── DATA SHOWN

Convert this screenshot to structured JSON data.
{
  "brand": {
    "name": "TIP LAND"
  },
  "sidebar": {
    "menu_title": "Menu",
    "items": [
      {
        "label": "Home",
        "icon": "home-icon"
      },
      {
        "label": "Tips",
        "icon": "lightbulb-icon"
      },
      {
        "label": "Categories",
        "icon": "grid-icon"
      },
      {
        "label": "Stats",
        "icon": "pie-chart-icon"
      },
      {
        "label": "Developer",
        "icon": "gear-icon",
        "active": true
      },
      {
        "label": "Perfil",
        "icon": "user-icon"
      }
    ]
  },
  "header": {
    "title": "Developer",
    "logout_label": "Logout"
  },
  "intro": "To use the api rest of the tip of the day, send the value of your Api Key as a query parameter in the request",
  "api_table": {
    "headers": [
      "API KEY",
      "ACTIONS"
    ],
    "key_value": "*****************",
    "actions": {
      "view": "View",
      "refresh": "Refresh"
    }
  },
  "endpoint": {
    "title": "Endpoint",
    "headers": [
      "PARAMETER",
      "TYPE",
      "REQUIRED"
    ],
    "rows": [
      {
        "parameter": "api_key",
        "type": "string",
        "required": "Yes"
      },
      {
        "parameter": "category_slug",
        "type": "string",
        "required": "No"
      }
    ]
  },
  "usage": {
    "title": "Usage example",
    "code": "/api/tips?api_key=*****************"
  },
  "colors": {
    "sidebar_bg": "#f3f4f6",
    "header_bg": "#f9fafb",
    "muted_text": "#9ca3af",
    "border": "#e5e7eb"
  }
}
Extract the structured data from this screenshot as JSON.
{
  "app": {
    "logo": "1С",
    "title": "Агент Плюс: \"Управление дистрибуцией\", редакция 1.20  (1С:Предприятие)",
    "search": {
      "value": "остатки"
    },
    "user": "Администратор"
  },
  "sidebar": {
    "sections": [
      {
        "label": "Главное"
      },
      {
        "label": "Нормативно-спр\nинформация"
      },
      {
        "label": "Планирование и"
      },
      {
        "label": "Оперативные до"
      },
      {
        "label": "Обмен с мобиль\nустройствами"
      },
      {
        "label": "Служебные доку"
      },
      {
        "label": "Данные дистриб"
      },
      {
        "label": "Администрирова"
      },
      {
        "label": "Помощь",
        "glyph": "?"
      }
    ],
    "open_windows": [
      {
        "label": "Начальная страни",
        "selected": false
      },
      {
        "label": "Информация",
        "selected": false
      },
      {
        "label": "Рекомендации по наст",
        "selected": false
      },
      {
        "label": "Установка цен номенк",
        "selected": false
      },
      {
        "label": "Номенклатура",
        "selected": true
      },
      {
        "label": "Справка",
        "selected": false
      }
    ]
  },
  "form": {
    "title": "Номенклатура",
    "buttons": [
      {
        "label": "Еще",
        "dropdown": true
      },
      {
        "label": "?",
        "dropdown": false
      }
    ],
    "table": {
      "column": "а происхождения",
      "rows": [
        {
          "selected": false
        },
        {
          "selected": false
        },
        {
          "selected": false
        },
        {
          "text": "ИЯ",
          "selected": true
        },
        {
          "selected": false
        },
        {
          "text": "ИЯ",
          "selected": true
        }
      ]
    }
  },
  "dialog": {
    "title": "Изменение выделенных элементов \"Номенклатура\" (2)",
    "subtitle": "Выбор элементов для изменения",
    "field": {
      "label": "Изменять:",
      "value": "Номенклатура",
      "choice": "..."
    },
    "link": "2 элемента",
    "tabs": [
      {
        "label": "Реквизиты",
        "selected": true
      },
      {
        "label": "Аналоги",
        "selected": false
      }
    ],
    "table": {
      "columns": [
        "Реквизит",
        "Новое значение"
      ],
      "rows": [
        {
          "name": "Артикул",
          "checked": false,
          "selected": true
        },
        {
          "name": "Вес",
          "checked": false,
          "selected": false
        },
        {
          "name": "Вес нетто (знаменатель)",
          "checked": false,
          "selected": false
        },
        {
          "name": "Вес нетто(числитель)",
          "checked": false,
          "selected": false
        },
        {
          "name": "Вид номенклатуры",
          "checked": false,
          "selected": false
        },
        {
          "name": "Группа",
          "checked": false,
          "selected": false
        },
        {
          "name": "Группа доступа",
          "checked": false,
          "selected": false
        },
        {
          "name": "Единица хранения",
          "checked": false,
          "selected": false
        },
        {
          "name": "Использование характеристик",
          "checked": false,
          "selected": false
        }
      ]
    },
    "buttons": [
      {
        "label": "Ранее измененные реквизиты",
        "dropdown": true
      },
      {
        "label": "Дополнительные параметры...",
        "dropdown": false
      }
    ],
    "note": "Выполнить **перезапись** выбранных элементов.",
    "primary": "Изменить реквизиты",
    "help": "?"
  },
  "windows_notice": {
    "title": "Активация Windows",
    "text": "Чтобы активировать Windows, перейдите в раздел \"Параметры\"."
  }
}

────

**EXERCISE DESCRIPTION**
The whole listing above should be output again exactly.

**ANSWER**
Convert this screenshot to structured JSON data.
{
  "brand": {
    "name": "TIP LAND"
  },
  "sidebar": {
    "menu_title": "Menu",
    "items": [
      {
        "label": "Home",
        "icon": "home-icon"
      },
      {
        "label": "Tips",
        "icon": "lightbulb-icon"
      },
      {
        "label": "Categories",
        "icon": "grid-icon"
      },
      {
        "label": "Stats",
        "icon": "pie-chart-icon"
      },
      {
        "label": "Developer",
        "icon": "gear-icon",
        "active": true
      },
      {
        "label": "Perfil",
        "icon": "user-icon"
      }
    ]
  },
  "header": {
    "title": "Developer",
    "logout_label": "Logout"
  },
  "intro": "To use the api rest of the tip of the day, send the value of your Api Key as a query parameter in the request",
  "api_table": {
    "headers": [
      "API KEY",
      "ACTIONS"
    ],
    "key_value": "*****************",
    "actions": {
      "view": "View",
      "refresh": "Refresh"
    }
  },
  "endpoint": {
    "title": "Endpoint",
    "headers": [
      "PARAMETER",
      "TYPE",
      "REQUIRED"
    ],
    "rows": [
      {
        "parameter": "api_key",
        "type": "string",
        "required": "Yes"
      },
      {
        "parameter": "category_slug",
        "type": "string",
        "required": "No"
      }
    ]
  },
  "usage": {
    "title": "Usage example",
    "code": "/api/tips?api_key=*****************"
  },
  "colors": {
    "sidebar_bg": "#f3f4f6",
    "header_bg": "#f9fafb",
    "muted_text": "#9ca3af",
    "border": "#e5e7eb"
  }
}
Extract the structured data from this screenshot as JSON.
{
  "app": {
    "logo": "1С",
    "title": "Агент Плюс: \"Управление дистрибуцией\", редакция 1.20  (1С:Предприятие)",
    "search": {
      "value": "остатки"
    },
    "user": "Администратор"
  },
  "sidebar": {
    "sections": [
      {
        "label": "Главное"
      },
      {
        "label": "Нормативно-спр\nинформация"
      },
      {
        "label": "Планирование и"
      },
      {
        "label": "Оперативные до"
      },
      {
        "label": "Обмен с мобиль\nустройствами"
      },
      {
        "label": "Служебные доку"
      },
      {
        "label": "Данные дистриб"
      },
      {
        "label": "Администрирова"
      },
      {
        "label": "Помощь",
        "glyph": "?"
      }
    ],
    "open_windows": [
      {
        "label": "Начальная страни",
        "selected": false
      },
      {
        "label": "Информация",
        "selected": false
      },
      {
        "label": "Рекомендации по наст",
        "selected": false
      },
      {
        "label": "Установка цен номенк",
        "selected": false
      },
      {
        "label": "Номенклатура",
        "selected": true
      },
      {
        "label": "Справка",
        "selected": false
      }
    ]
  },
  "form": {
    "title": "Номенклатура",
    "buttons": [
      {
        "label": "Еще",
        "dropdown": true
      },
      {
        "label": "?",
        "dropdown": false
      }
    ],
    "table": {
      "column": "а происхождения",
      "rows": [
        {
          "selected": false
        },
        {
          "selected": false
        },
        {
          "selected": false
        },
        {
          "text": "ИЯ",
          "selected": true
        },
        {
          "selected": false
        },
        {
          "text": "ИЯ",
          "selected": true
        }
      ]
    }
  },
  "dialog": {
    "title": "Изменение выделенных элементов \"Номенклатура\" (2)",
    "subtitle": "Выбор элементов для изменения",
    "field": {
      "label": "Изменять:",
      "value": "Номенклатура",
      "choice": "..."
    },
    "link": "2 элемента",
    "tabs": [
      {
        "label": "Реквизиты",
        "selected": true
      },
      {
        "label": "Аналоги",
        "selected": false
      }
    ],
    "table": {
      "columns": [
        "Реквизит",
        "Новое значение"
      ],
      "rows": [
        {
          "name": "Артикул",
          "checked": false,
          "selected": true
        },
        {
          "name": "Вес",
          "checked": false,
          "selected": false
        },
        {
          "name": "Вес нетто (знаменатель)",
          "checked": false,
          "selected": false
        },
        {
          "name": "Вес нетто(числитель)",
          "checked": false,
          "selected": false
        },
        {
          "name": "Вид номенклатуры",
          "checked": false,
          "selected": false
        },
        {
          "name": "Группа",
          "checked": false,
          "selected": false
        },
        {
          "name": "Группа доступа",
          "checked": false,
          "selected": false
        },
        {
          "name": "Единица хранения",
          "checked": false,
          "selected": false
        },
        {
          "name": "Использование характеристик",
          "checked": false,
          "selected": false
        }
      ]
    },
    "buttons": [
      {
        "label": "Ранее измененные реквизиты",
        "dropdown": true
      },
      {
        "label": "Дополнительные параметры...",
        "dropdown": false
      }
    ],
    "note": "Выполнить **перезапись** выбранных элементов.",
    "primary": "Изменить реквизиты",
    "help": "?"
  },
  "windows_notice": {
    "title": "Активация Windows",
    "text": "Чтобы активировать Windows, перейдите в раздел \"Параметры\"."
  }
}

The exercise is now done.